This book focuses on sports coaching and sports teaching and how touching young sports participants has been redefined as dubious and dangerous. Coaches are constrained by a framework of regulations and guidelines which create anxiety, and many coaches now question the risks and benefits of their continuing involvement. The book includes some data from a recently completed ESRC project: (‘Hands-off’ sports coaching: the politics of touch) and builds on previous ESRC research (Touchlines – the problematic of touching between children and professionals) which illuminated tensions in touching behaviours between professionals and children in education and care settings. It considers the negative effects of particular understandings of risk and moral panic around touching and related behaviours where adults, children and young people interact, and makes a significant contribution to critical discussions around related practice, pedagogy, politics, and policy. While focussed on sports coaching and teaching, it is germane to the situation of all those acting in loco parentis.
This book was originally published as a special issue of Sport Education and Society.
Table of Contents
1. Hands off! The practice and politics of touch in physical education and sports coaching Heather Piper, Dean Garratt and Bill Taylor 2. Child abuse, child protection, and defensive ‘touch’ in PE teaching and sports coaching Heather Piper, Dean Garratt and Bill Taylor 3. The Australian situation: not so touchy?

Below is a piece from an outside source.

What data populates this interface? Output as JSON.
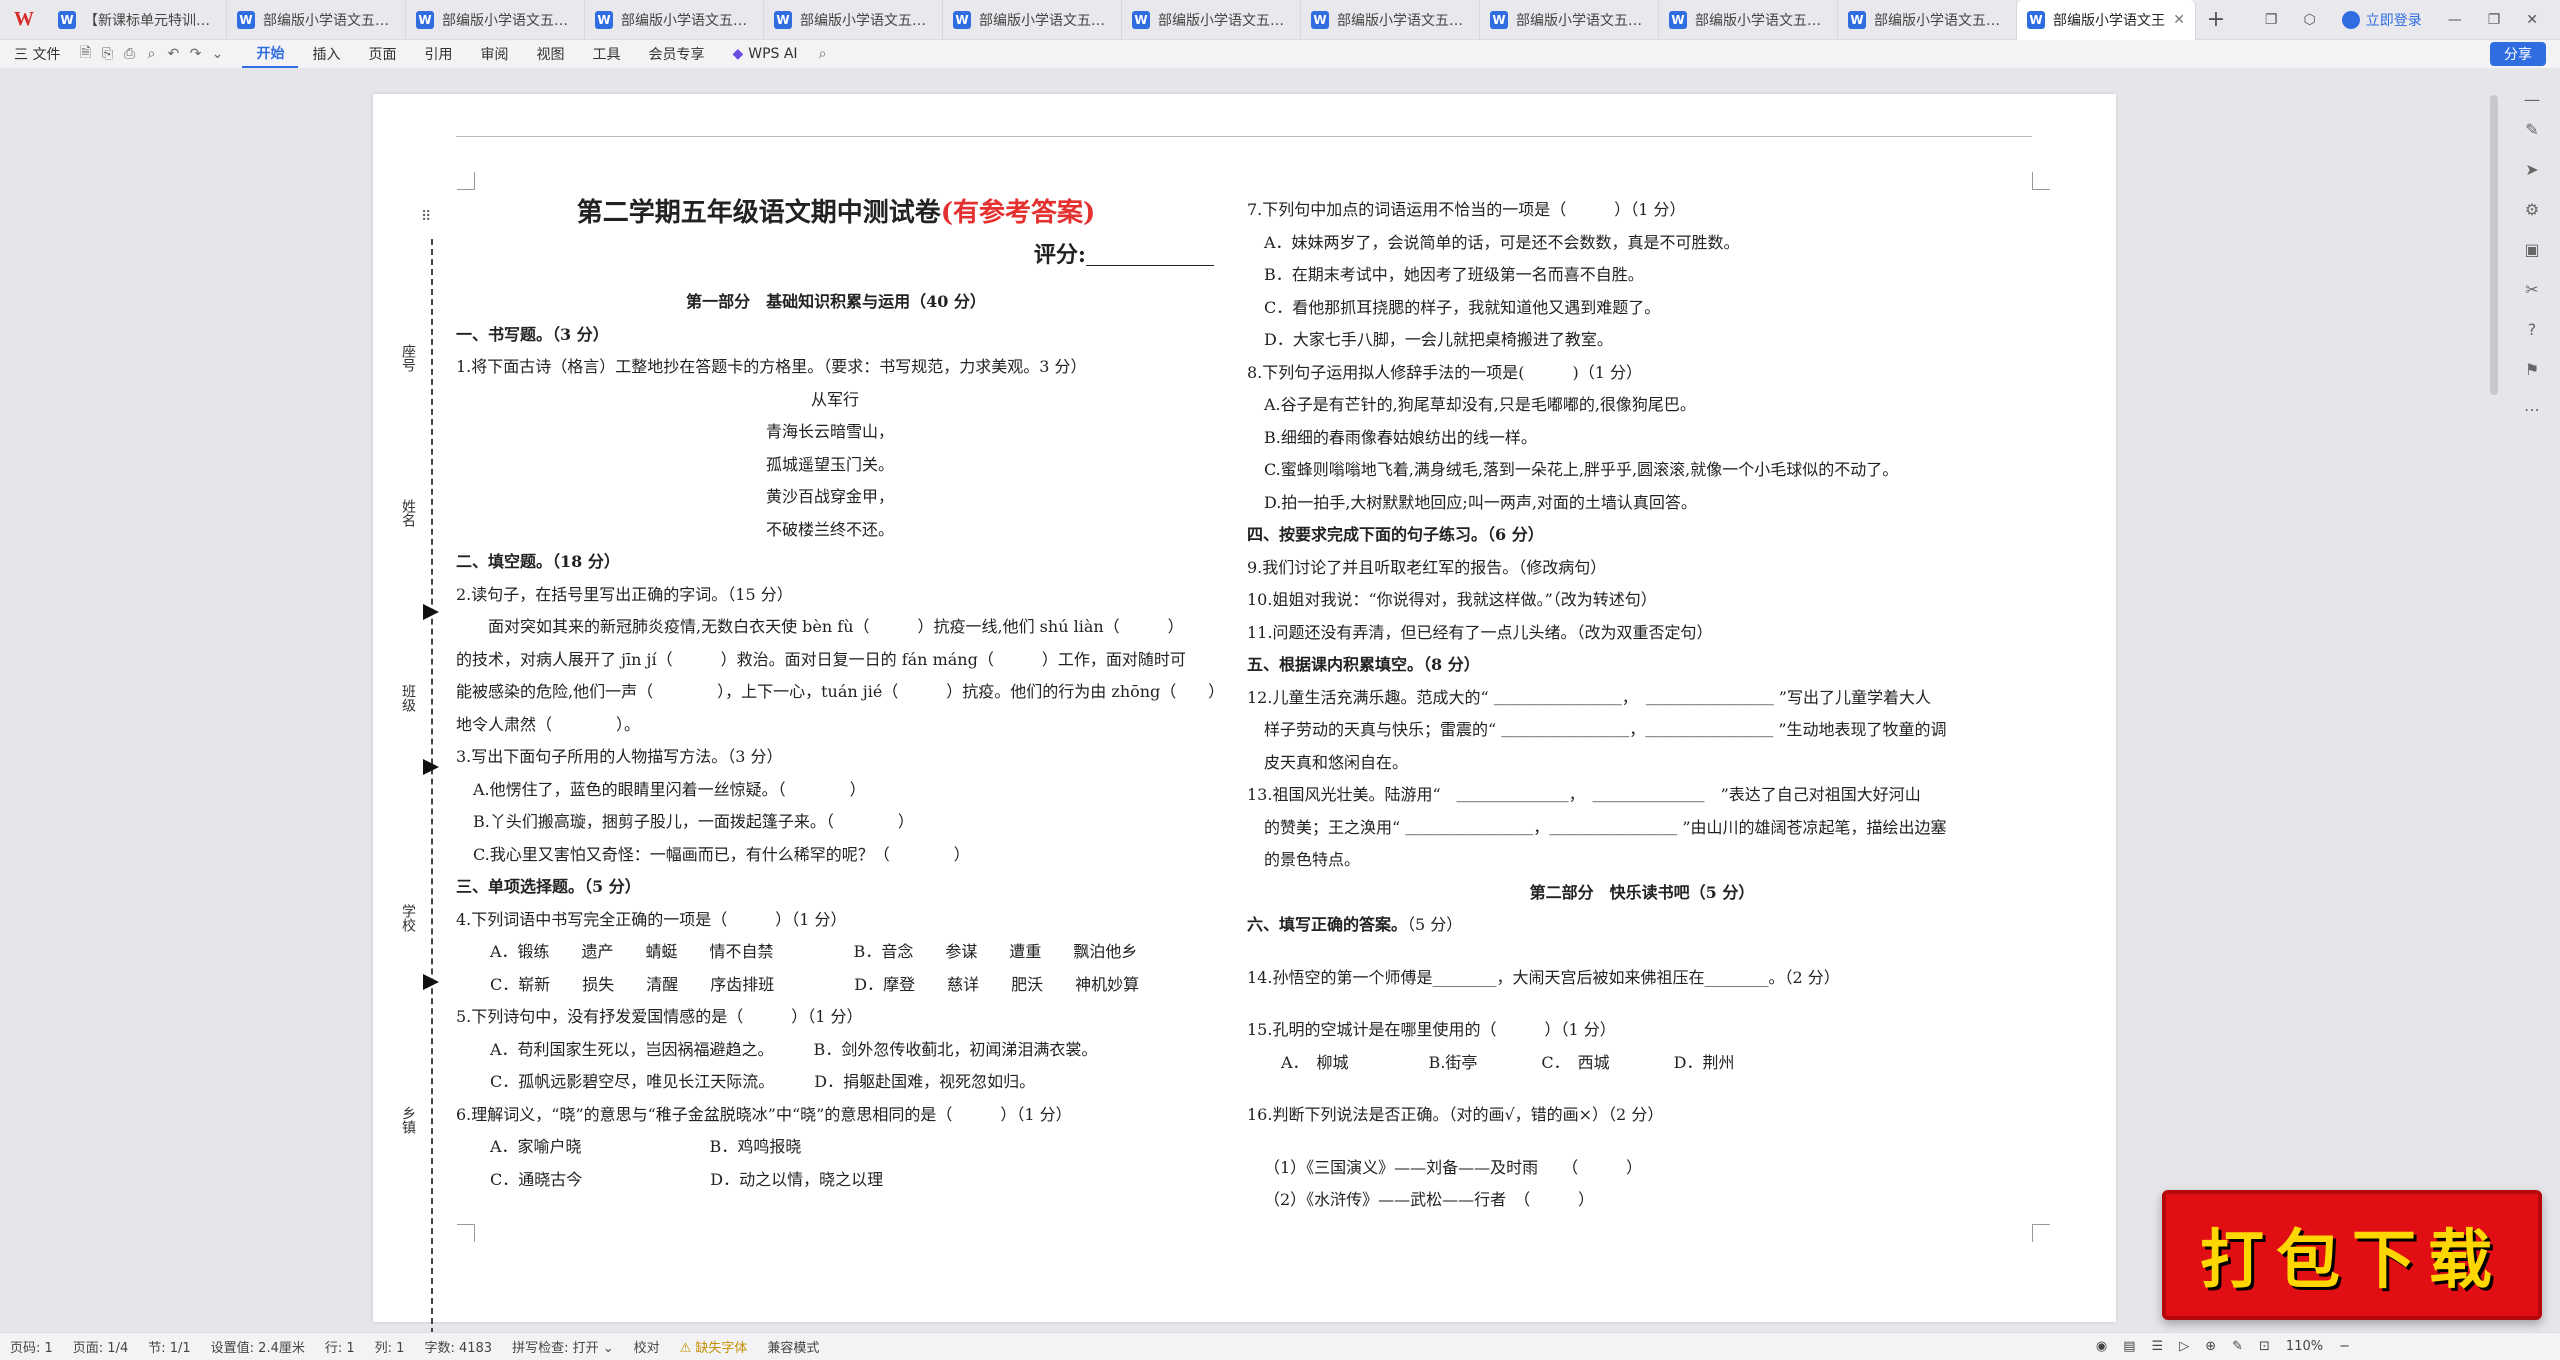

Catherine Scott 4. ‘Safeguarding’ sports coaching: Foucault, genealogy and critique Dean Garratt, Heather Piper and Bill Taylor 5. Contesting contained bodily coaching experiences Richard Johnson 6. Coaching, caring and the politics of touch: a visual exploration Robyn L. Jones, Jake Bailey and Sofia Santos 7. Handling pressures: analysing touch in American films about youth sport Nicholas Chare 8. Coach-athlete sexual relationships: if no means no does yes mean yes? Susanne Johansson 9. Touching practice and physical education: deconstruction of a contemporary moral panic Simon Fletcher

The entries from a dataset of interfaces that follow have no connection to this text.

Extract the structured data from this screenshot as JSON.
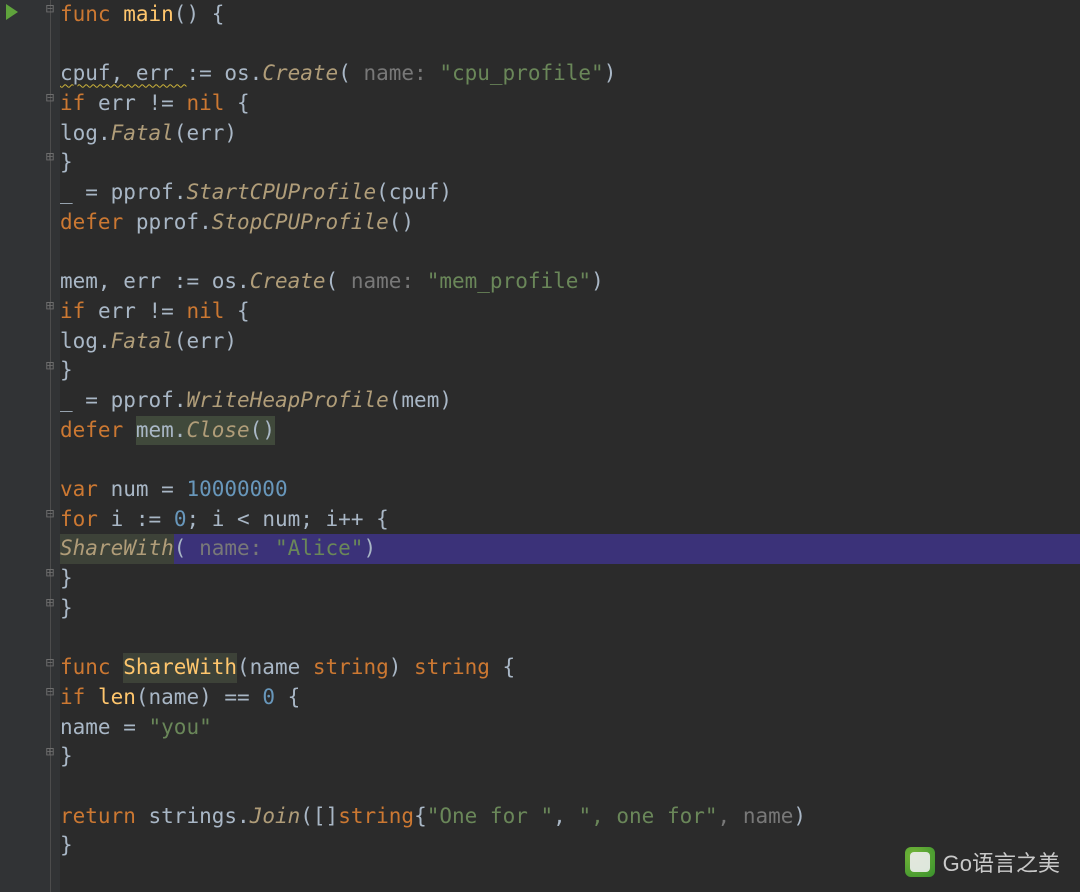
{
  "watermark": "Go语言之美",
  "code": {
    "L1": {
      "kw1": "func ",
      "fn": "main",
      "tail": "() {"
    },
    "L3": {
      "lhs": "cpuf, err ",
      "assign": ":= ",
      "pkg": "os",
      "dot": ".",
      "call": "Create",
      "open": "( ",
      "hint": "name: ",
      "str": "\"cpu_profile\"",
      "close": ")"
    },
    "L4": {
      "kw": "if ",
      "cond": "err != ",
      "nil": "nil ",
      "brace": "{"
    },
    "L5": {
      "obj": "log",
      "dot": ".",
      "call": "Fatal",
      "args": "(err)"
    },
    "L6": {
      "brace": "}"
    },
    "L7": {
      "us": "_ ",
      "eq": "= ",
      "pkg": "pprof",
      "dot": ".",
      "call": "StartCPUProfile",
      "args": "(cpuf)"
    },
    "L8": {
      "kw": "defer ",
      "pkg": "pprof",
      "dot": ".",
      "call": "StopCPUProfile",
      "args": "()"
    },
    "L10": {
      "lhs": "mem, err ",
      "assign": ":= ",
      "pkg": "os",
      "dot": ".",
      "call": "Create",
      "open": "( ",
      "hint": "name: ",
      "str": "\"mem_profile\"",
      "close": ")"
    },
    "L11": {
      "kw": "if ",
      "cond": "err != ",
      "nil": "nil ",
      "brace": "{"
    },
    "L12": {
      "obj": "log",
      "dot": ".",
      "call": "Fatal",
      "args": "(err)"
    },
    "L13": {
      "brace": "}"
    },
    "L14": {
      "us": "_ ",
      "eq": "= ",
      "pkg": "pprof",
      "dot": ".",
      "call": "WriteHeapProfile",
      "args": "(mem)"
    },
    "L15": {
      "kw": "defer ",
      "obj": "mem",
      "dot": ".",
      "call": "Close",
      "args": "()"
    },
    "L17": {
      "kw": "var ",
      "name": "num ",
      "eq": "= ",
      "val": "10000000"
    },
    "L18": {
      "kw1": "for ",
      "v": "i ",
      "assign": ":= ",
      "zero": "0",
      "sep": "; i < num; i++ {",
      "semi": ""
    },
    "L19": {
      "fn": "ShareWith",
      "open": "( ",
      "hint": "name: ",
      "str": "\"Alice\"",
      "close": ")"
    },
    "L20": {
      "brace": "}"
    },
    "L21": {
      "brace": "}"
    },
    "L23": {
      "kw": "func ",
      "fn": "ShareWith",
      "sig": "(name ",
      "type": "string",
      "mid": ") ",
      "ret": "string",
      "tail": " {"
    },
    "L24": {
      "kw": "if ",
      "call": "len",
      "args": "(name) == ",
      "zero": "0",
      "brace": " {"
    },
    "L25": {
      "name": "name ",
      "eq": "= ",
      "str": "\"you\""
    },
    "L26": {
      "brace": "}"
    },
    "L28": {
      "kw": "return ",
      "pkg": "strings",
      "dot": ".",
      "call": "Join",
      "open": "([]",
      "type": "string",
      "brace": "{",
      "str1": "\"One for \"",
      "comma": ", ",
      "str2": "\", one for\"",
      "hint": ", name",
      "tail": ")"
    },
    "L29": {
      "brace": "}"
    }
  }
}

Dr Heather Piper is a Professorial Research Fellow at Manchester Metropolitan University, UK. She has co-authored and edited a number of special issues and books (including Don’t Touch! the educational story of a panic and Researching Sex and Lies in the Classroom: Allegations of Sexual Misconduct in Schools (both published by Routledge) and has published widely elsewhere. Her ‘voice’ in research practice and academic writing is typified by a contrarian approach, a broad based and eclectic intellectual territory in sociology, philosophy, social policy, and a sensitivity to inter-professional practice informed both by practical experience and her concern with social justice.
Dr Dean Garratt is Professor in Education at the University of Chester, UK. His interests span a wide range of issues informed by a critical perspective and commitment to social justice. A key focus is on issues around citizenship education and implications for social and education policy. His current interest lies in emerging notions of professionalism, including that of sports coaching, and the formation of identities among learners and academics in Higher Education. This substantive focus is coupled with a long-standing interest in research methodologies and their underpinning philosophies.
Dr Bill Taylor is Head of postgraduate taught provision in the Department of Exercise and Sport Science at Manchester Metropolitan University, UK. His doctoral research centred on the shifting landscape of professionalism in sports coaching and he has published in the area. More recently he was the main researcher for the ESRC project referred to throughout in the book.